Cinema and Media Studies 397/English 345 fulfills the University’s VLPA requirement and counts toward English or Cinema Studies major requirements.
Course Goals and Methodology
Students in the course work toward several goals: learning how to read film formally, theoretically, and contextually and developing as critical thinkers and writers. By the end of the course, students should be able to:
- Identify films’ narrative, visual, and sound techniques, using vocabulary specific to cinema studies.
- Analyze how independent films use artistic strategies to achieve a range of effects.
- Evaluate how independent films respond to and shape cultural, historical, and industrial contexts; circumstances of production; genres; and film movements.
- Develop complex written arguments and support those arguments with sufficient and appropriate evidence.
- Engage the work of film scholars, critically responding to their ideas in discussion and writing.

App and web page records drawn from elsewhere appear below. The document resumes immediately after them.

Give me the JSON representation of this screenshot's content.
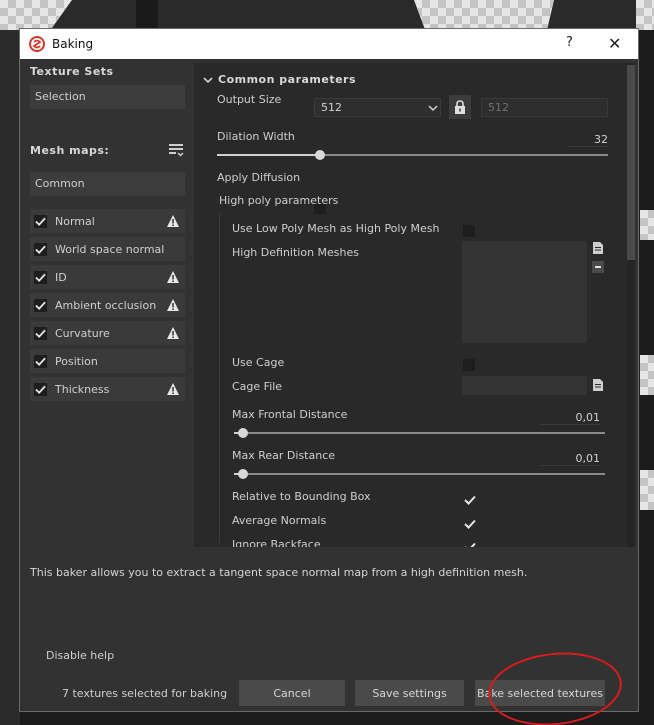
{
  "dialog": {
    "title": "Baking",
    "help_icon": "?",
    "close_icon": "✕"
  },
  "left": {
    "texture_sets_title": "Texture Sets",
    "texture_sets_selected": "Selection",
    "mesh_maps_title": "Mesh maps:",
    "common_label": "Common",
    "items": [
      {
        "label": "Normal",
        "checked": true,
        "warning": true
      },
      {
        "label": "World space normal",
        "checked": true,
        "warning": false
      },
      {
        "label": "ID",
        "checked": true,
        "warning": true
      },
      {
        "label": "Ambient occlusion",
        "checked": true,
        "warning": true
      },
      {
        "label": "Curvature",
        "checked": true,
        "warning": true
      },
      {
        "label": "Position",
        "checked": true,
        "warning": false
      },
      {
        "label": "Thickness",
        "checked": true,
        "warning": true
      }
    ]
  },
  "params": {
    "section_title": "Common parameters",
    "output_size_label": "Output Size",
    "output_size_value": "512",
    "output_size_locked_value": "512",
    "dilation_label": "Dilation Width",
    "dilation_value": "32",
    "dilation_fraction": 0.25,
    "apply_diffusion_label": "Apply Diffusion",
    "high_poly_title": "High poly parameters",
    "use_low_poly_label": "Use Low Poly Mesh as High Poly Mesh",
    "hd_meshes_label": "High Definition Meshes",
    "use_cage_label": "Use Cage",
    "cage_file_label": "Cage File",
    "max_frontal_label": "Max Frontal Distance",
    "max_frontal_value": "0,01",
    "max_frontal_fraction": 0.01,
    "max_rear_label": "Max Rear Distance",
    "max_rear_value": "0,01",
    "max_rear_fraction": 0.01,
    "relative_bbox_label": "Relative to Bounding Box",
    "average_normals_label": "Average Normals",
    "ignore_backface_label": "Ignore Backface"
  },
  "help_text": "This baker allows you to extract a tangent space normal map from a high definition mesh.",
  "footer": {
    "disable_help": "Disable help",
    "count_text": "7 textures selected for baking",
    "cancel": "Cancel",
    "save_settings": "Save settings",
    "bake": "Bake selected textures"
  },
  "colors": {
    "annotation": "#d81c1c",
    "logo": "#d9352b"
  }
}
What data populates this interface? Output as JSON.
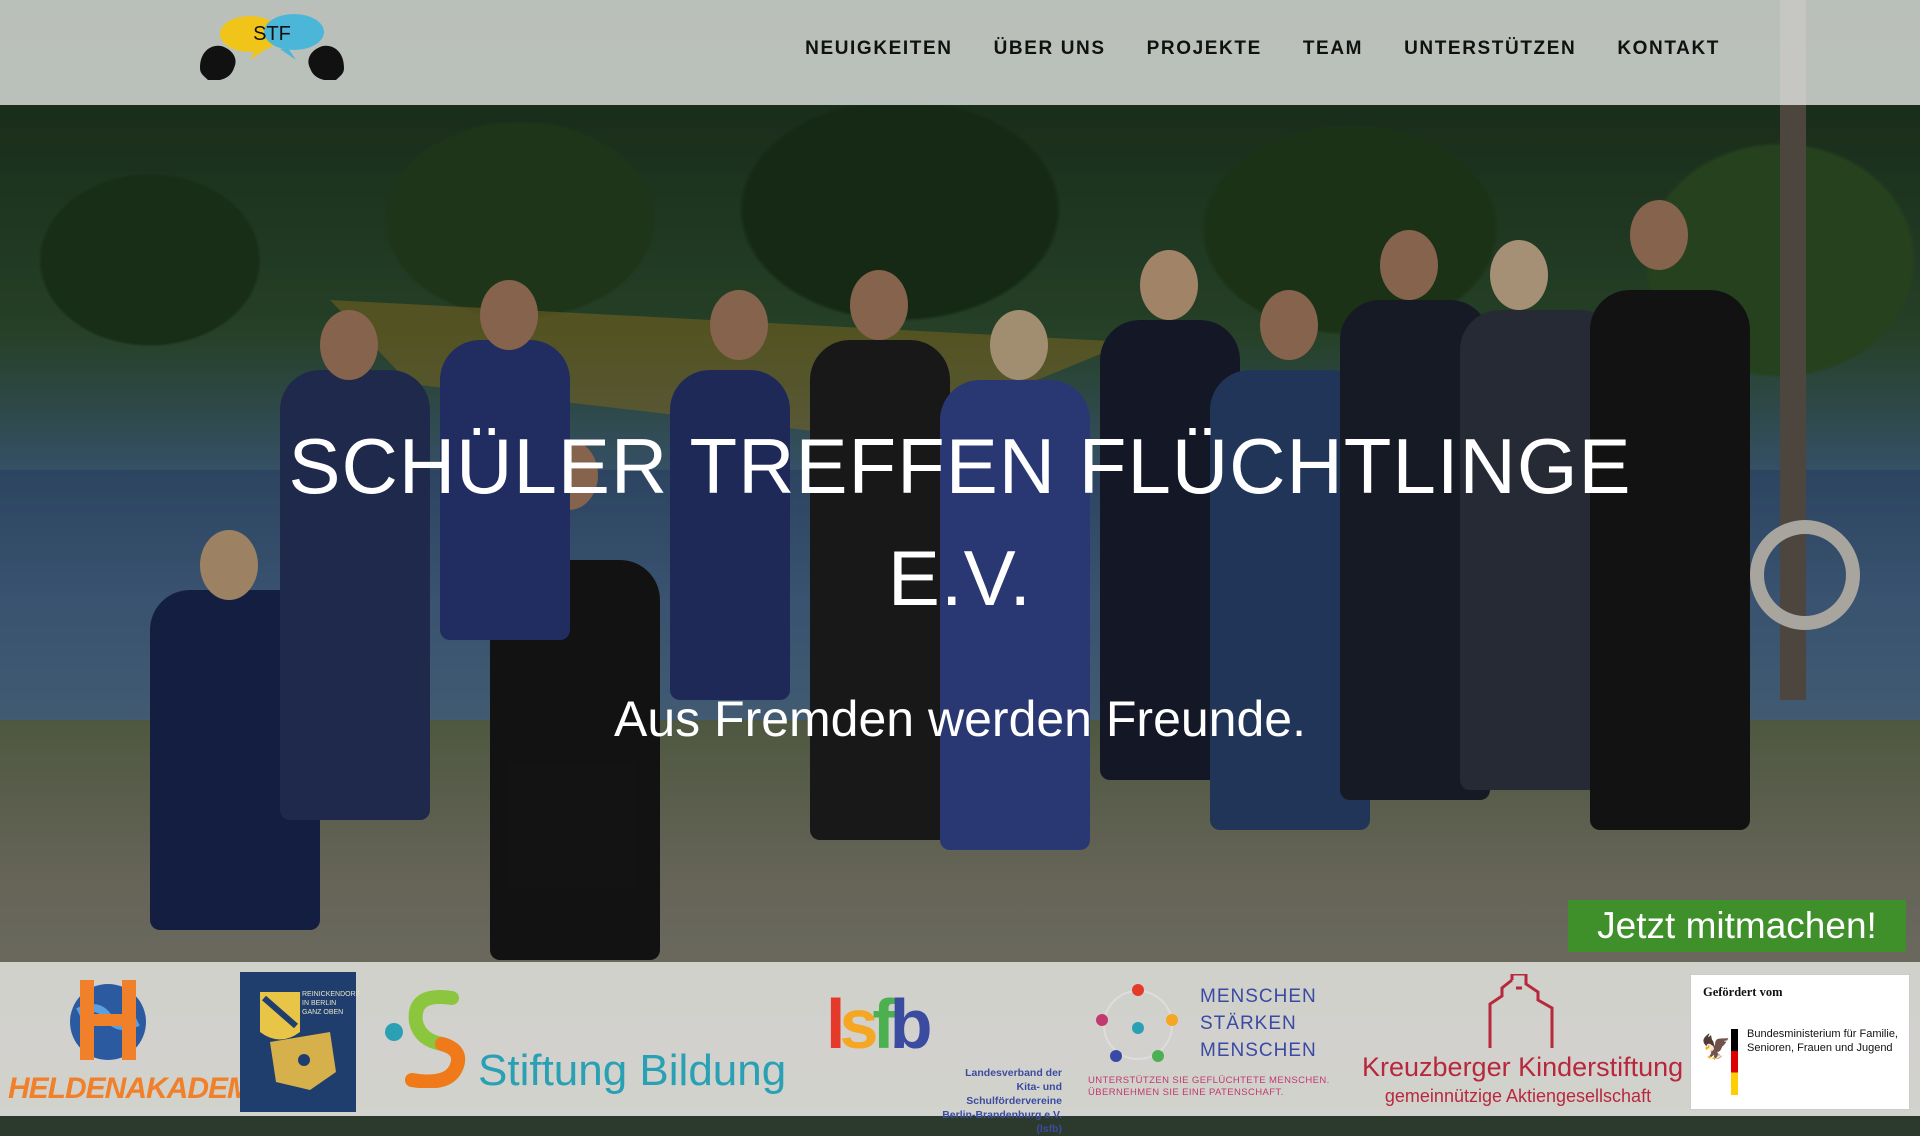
{
  "site": {
    "logo_text": "STF",
    "nav": [
      {
        "label": "NEUIGKEITEN"
      },
      {
        "label": "ÜBER UNS"
      },
      {
        "label": "PROJEKTE"
      },
      {
        "label": "TEAM"
      },
      {
        "label": "UNTERSTÜTZEN"
      },
      {
        "label": "KONTAKT"
      }
    ]
  },
  "hero": {
    "title_line1": "SCHÜLER TREFFEN FLÜCHTLINGE",
    "title_line2": "E.V.",
    "tagline": "Aus Fremden werden Freunde.",
    "cta": "Jetzt mitmachen!"
  },
  "sponsors": {
    "heldenakademie": "HELDENAKADEMIE",
    "reinickendorf": "REINICKENDORF IN BERLIN GANZ OBEN",
    "stiftung_bildung": "Stiftung Bildung",
    "lsfb_mark": "lsfb",
    "lsfb_text": "Landesverband der Kita- und Schulfördervereine Berlin-Brandenburg e.V. (lsfb)",
    "msm_line1": "MENSCHEN",
    "msm_line2": "STÄRKEN",
    "msm_line3": "MENSCHEN",
    "msm_sub": "UNTERSTÜTZEN SIE GEFLÜCHTETE MENSCHEN. ÜBERNEHMEN SIE EINE PATENSCHAFT.",
    "kreuzberger_1": "Kreuzberger Kinderstiftung",
    "kreuzberger_2": "gemeinnützige Aktiengesellschaft",
    "bmfsfj_head": "Gefördert vom",
    "bmfsfj_text": "Bundesministerium für Familie, Senioren, Frauen und Jugend"
  },
  "colors": {
    "cta_green": "#3f8f2a",
    "header_bg": "#e8ebe8",
    "kreuzberg_red": "#b8283c",
    "stiftung_teal": "#2aa0b4",
    "held_orange": "#f0802a"
  }
}
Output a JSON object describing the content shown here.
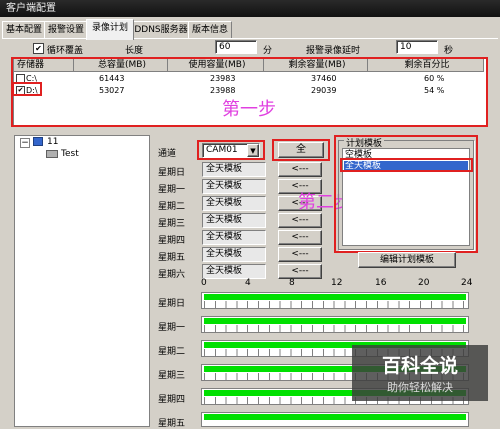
{
  "window": {
    "title": "客户端配置"
  },
  "tabs": [
    {
      "label": "基本配置",
      "active": false
    },
    {
      "label": "报警设置",
      "active": false
    },
    {
      "label": "录像计划",
      "active": true
    },
    {
      "label": "DDNS服务器",
      "active": false
    },
    {
      "label": "版本信息",
      "active": false
    }
  ],
  "settings": {
    "loop_overwrite_label": "循环覆盖",
    "loop_overwrite_checked": true,
    "length_label": "长度",
    "length_value": "60",
    "length_unit": "分",
    "alarm_duration_label": "报警录像延时",
    "alarm_duration_value": "10",
    "alarm_duration_unit": "秒"
  },
  "storage_table": {
    "headers": [
      "存储器",
      "总容量(MB)",
      "使用容量(MB)",
      "剩余容量(MB)",
      "剩余百分比"
    ],
    "rows": [
      {
        "drive": "C:\\",
        "checked": false,
        "total": "61443",
        "used": "23983",
        "free": "37460",
        "percent": "60 %"
      },
      {
        "drive": "D:\\",
        "checked": true,
        "total": "53027",
        "used": "23988",
        "free": "29039",
        "percent": "54 %"
      }
    ]
  },
  "annotations": {
    "step1": "第一步",
    "step2": "第二步"
  },
  "tree": {
    "root": "11",
    "child": "Test"
  },
  "channel": {
    "label": "通道",
    "value": "CAM01",
    "all_button": "全"
  },
  "weekdays": [
    {
      "label": "星期日",
      "template": "全天模板"
    },
    {
      "label": "星期一",
      "template": "全天模板"
    },
    {
      "label": "星期二",
      "template": "全天模板"
    },
    {
      "label": "星期三",
      "template": "全天模板"
    },
    {
      "label": "星期四",
      "template": "全天模板"
    },
    {
      "label": "星期五",
      "template": "全天模板"
    },
    {
      "label": "星期六",
      "template": "全天模板"
    }
  ],
  "assign_button": "<---",
  "plan_templates": {
    "group_label": "计划模板",
    "items": [
      "空模板",
      "全天模板"
    ],
    "selected_index": 1,
    "edit_button": "编辑计划模板"
  },
  "timeline": {
    "hour_labels": [
      "0",
      "4",
      "8",
      "12",
      "16",
      "20",
      "24"
    ],
    "rows": [
      {
        "label": "星期日",
        "coverage": 1.0
      },
      {
        "label": "星期一",
        "coverage": 1.0
      },
      {
        "label": "星期二",
        "coverage": 1.0
      },
      {
        "label": "星期三",
        "coverage": 1.0
      },
      {
        "label": "星期四",
        "coverage": 1.0
      },
      {
        "label": "星期五",
        "coverage": 1.0
      }
    ]
  },
  "watermark": {
    "title": "百科全说",
    "subtitle": "助你轻松解决"
  },
  "colors": {
    "recording_bar": "#00e000",
    "highlight_red": "#e02020",
    "annotation_magenta": "#e040e0",
    "selection_blue": "#3366cc"
  }
}
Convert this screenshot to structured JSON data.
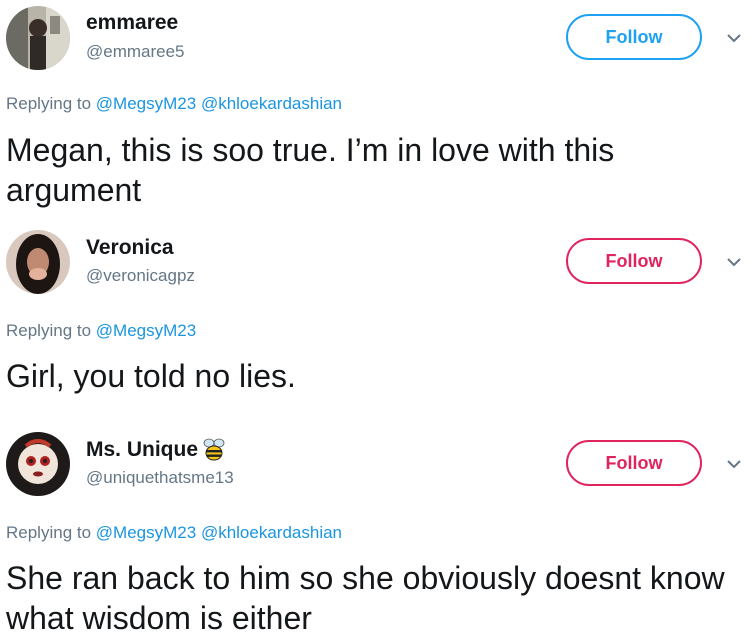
{
  "tweets": [
    {
      "name": "emmaree",
      "handle": "@emmaree5",
      "follow_label": "Follow",
      "follow_color": "#1da1f2",
      "replying_prefix": "Replying to",
      "mentions": [
        "@MegsyM23",
        "@khloekardashian"
      ],
      "text": "Megan, this is soo true. I’m in love with this argument"
    },
    {
      "name": "Veronica",
      "handle": "@veronicagpz",
      "follow_label": "Follow",
      "follow_color": "#e0245e",
      "replying_prefix": "Replying to",
      "mentions": [
        "@MegsyM23"
      ],
      "text": "Girl, you told no lies."
    },
    {
      "name": "Ms. Unique",
      "handle": "@uniquethatsme13",
      "follow_label": "Follow",
      "follow_color": "#e0245e",
      "replying_prefix": "Replying to",
      "mentions": [
        "@MegsyM23",
        "@khloekardashian"
      ],
      "text": "She ran back to him so she obviously doesnt know what wisdom is either",
      "name_emoji": "bee-icon"
    }
  ]
}
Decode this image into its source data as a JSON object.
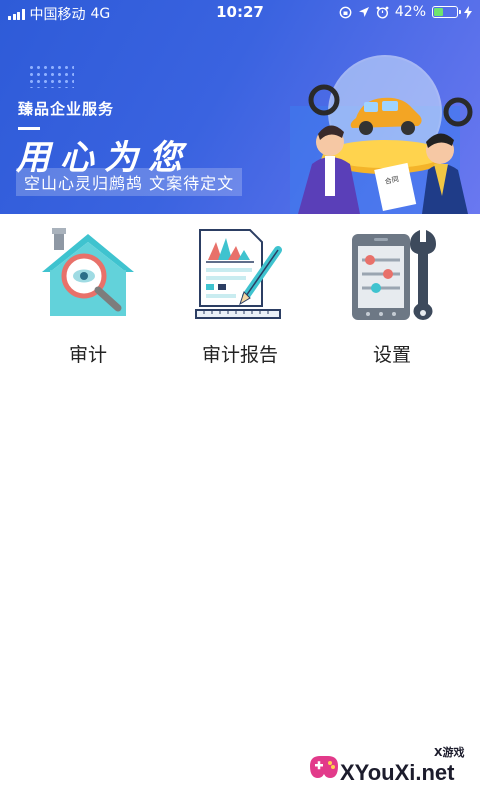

Course activities promote active learning, with most class sessions including a mix of mini-lectures, discussion, and group work. My role is to provide the tools and resources; you will need to advance your own thinking and writing. I will pose questions, design activities to help you think through these questions, and respond to your ideas. Your role is to do the hard work—the critical reading, discussion, and writing. You will analyze films, generate ideas in electronic and face-to-face discussions, verbally analyze film clips, and construct written arguments.